Now I know we can debate the difference between ‘performance’ and ‘standards’ but can it really be argued that standards and expectations stagnated or fell between the years Cameron is talking about? We all know that benchmarks change as targets get achieved and although this can be frustrating as it feels like goalposts are always changing – the flip side to this is that as we get better our expectations of what we can do next must also rise. The increase in rigour in school’s assessment and the development of pedagogy through the Literacy and Numeracy framework strategies during Labour’s time in government highlight quite significantly that the judgement that schools were operating under ‘bargain basement expectations’ is not only insulting but is an example of political showboating that Cameron should feel ashamed of and be made to apologise for.
Now what about operating schools like ‘pushy parents.’ On the one hand what a clever analogy for illustrating to schools how much they should want the children in their care to achieve.
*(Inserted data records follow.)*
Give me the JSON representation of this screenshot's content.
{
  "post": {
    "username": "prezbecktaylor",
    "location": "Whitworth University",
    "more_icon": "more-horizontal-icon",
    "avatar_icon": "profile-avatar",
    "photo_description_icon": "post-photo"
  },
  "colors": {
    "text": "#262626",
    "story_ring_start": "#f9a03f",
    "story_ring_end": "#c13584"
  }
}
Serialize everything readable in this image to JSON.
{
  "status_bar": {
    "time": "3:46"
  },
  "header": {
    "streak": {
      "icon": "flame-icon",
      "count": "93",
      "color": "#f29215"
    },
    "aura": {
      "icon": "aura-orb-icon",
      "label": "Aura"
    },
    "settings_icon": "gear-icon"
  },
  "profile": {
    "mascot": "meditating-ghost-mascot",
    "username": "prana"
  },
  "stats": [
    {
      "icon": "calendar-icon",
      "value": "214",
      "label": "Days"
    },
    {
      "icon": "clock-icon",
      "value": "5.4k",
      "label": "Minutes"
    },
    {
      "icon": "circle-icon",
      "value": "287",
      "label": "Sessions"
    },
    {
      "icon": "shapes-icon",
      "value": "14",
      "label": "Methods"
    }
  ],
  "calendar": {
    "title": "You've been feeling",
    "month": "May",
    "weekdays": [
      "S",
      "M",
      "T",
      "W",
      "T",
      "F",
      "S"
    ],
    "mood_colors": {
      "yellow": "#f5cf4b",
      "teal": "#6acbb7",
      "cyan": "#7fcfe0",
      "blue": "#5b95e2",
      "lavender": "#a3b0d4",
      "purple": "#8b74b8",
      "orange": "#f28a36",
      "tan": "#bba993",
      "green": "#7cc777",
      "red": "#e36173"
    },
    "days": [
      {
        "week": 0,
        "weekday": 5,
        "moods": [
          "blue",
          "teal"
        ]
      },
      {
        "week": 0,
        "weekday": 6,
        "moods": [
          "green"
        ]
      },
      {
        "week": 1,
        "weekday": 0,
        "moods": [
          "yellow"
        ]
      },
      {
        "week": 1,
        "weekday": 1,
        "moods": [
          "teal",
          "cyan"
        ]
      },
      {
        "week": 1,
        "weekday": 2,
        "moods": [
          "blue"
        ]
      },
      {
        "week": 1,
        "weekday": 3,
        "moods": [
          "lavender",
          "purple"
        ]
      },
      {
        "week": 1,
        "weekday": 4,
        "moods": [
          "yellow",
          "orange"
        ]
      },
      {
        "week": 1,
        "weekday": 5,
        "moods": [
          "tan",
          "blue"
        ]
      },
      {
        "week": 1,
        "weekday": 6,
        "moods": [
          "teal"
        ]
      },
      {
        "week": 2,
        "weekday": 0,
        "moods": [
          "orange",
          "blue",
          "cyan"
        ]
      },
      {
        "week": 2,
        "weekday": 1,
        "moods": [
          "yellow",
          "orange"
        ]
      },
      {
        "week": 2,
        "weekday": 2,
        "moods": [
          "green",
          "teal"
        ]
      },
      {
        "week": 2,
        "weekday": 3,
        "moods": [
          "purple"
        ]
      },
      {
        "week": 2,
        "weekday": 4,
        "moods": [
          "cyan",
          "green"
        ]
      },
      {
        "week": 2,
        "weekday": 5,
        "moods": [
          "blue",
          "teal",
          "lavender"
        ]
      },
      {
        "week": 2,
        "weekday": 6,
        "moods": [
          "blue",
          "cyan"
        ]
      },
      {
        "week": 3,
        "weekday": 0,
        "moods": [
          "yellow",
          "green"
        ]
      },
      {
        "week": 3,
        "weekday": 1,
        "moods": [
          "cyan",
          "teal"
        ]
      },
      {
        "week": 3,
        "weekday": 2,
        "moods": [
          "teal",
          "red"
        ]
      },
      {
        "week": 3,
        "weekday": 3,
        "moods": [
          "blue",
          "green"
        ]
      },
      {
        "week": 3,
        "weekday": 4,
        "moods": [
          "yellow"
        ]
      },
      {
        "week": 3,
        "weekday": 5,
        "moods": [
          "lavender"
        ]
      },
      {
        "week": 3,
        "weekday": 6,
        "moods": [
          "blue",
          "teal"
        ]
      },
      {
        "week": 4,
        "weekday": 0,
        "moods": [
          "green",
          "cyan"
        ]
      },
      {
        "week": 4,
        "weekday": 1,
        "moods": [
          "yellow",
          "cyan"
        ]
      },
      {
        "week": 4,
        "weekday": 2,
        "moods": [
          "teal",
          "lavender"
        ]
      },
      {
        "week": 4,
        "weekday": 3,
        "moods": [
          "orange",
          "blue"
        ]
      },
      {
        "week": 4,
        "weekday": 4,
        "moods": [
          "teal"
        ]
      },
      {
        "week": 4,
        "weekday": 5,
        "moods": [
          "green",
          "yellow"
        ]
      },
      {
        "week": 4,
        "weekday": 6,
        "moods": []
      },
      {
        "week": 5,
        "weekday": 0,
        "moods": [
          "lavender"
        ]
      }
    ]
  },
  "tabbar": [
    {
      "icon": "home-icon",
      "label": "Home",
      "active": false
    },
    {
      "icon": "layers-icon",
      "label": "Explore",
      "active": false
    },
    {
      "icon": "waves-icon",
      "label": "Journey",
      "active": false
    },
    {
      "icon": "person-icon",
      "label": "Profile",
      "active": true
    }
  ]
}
On the other hand: what a mind-bogglingly stupid thing to say-for two reasons. Firstly the thought that schools don’t do everything they can to capitalise opportunities for their pupils to support their educational development shows an innate lack of understanding of how schools operate. Secondly, it actually doesn’t work as the Free Schools are showing us. The Free School movement which gave those pushy parents who thought they could set up a school the chance to do so has been rather embarrassed recently thanks to Michael Wilshaw’s exacting standards. The first three of nine have been judged ‘not good enough’ by Ofsted-not a great start is it? Who appointed those Head Teachers? Who set the expectations for these schools so low? Maybe the individualistic mind-set of a pushy parent is not the best way to strategically lead an entire organisation but who am I to judge…I’m just a professional.
Finally, the proposed national curriculum. I am not going to repeat things I have said about what I think about the new curriculum. Instead I will share a critique of the 1988 Conservative government’s first national curriculum:
The National Curriculum was written by a government quango: teachers had virtually no say in its design or construction. It was almost entirely content-based. Dennis Lawton, of the University of London Institute of Education, described it as the reincarnation of the 1904 Secondary Regulations.
It was huge and therefore unmanageable, especially at the primary level, and its introduction resulted in a significant drop in reading standards. It divided the curriculum up into discrete subjects, making integrated ‘topic’ and ‘project’ work difficult if not impossible. But perhaps the most damaging outcome of it was that it prevented teachers and schools from being curriculum innovators and demoted them to curriculum ‘deliverers’.
It seems incredible that the parallels are so striking and yet numbingly inevitable. The lack of insight, perspective and educational input seems to fly in the face of ‘aspiration nation’ and shows it up for the hollow phraseology it is. For a government that seems to place a lot of significance on knowing the history of this country it seems rather pitiful that with their own short-sighted views of education they are clearly in danger of repeating it.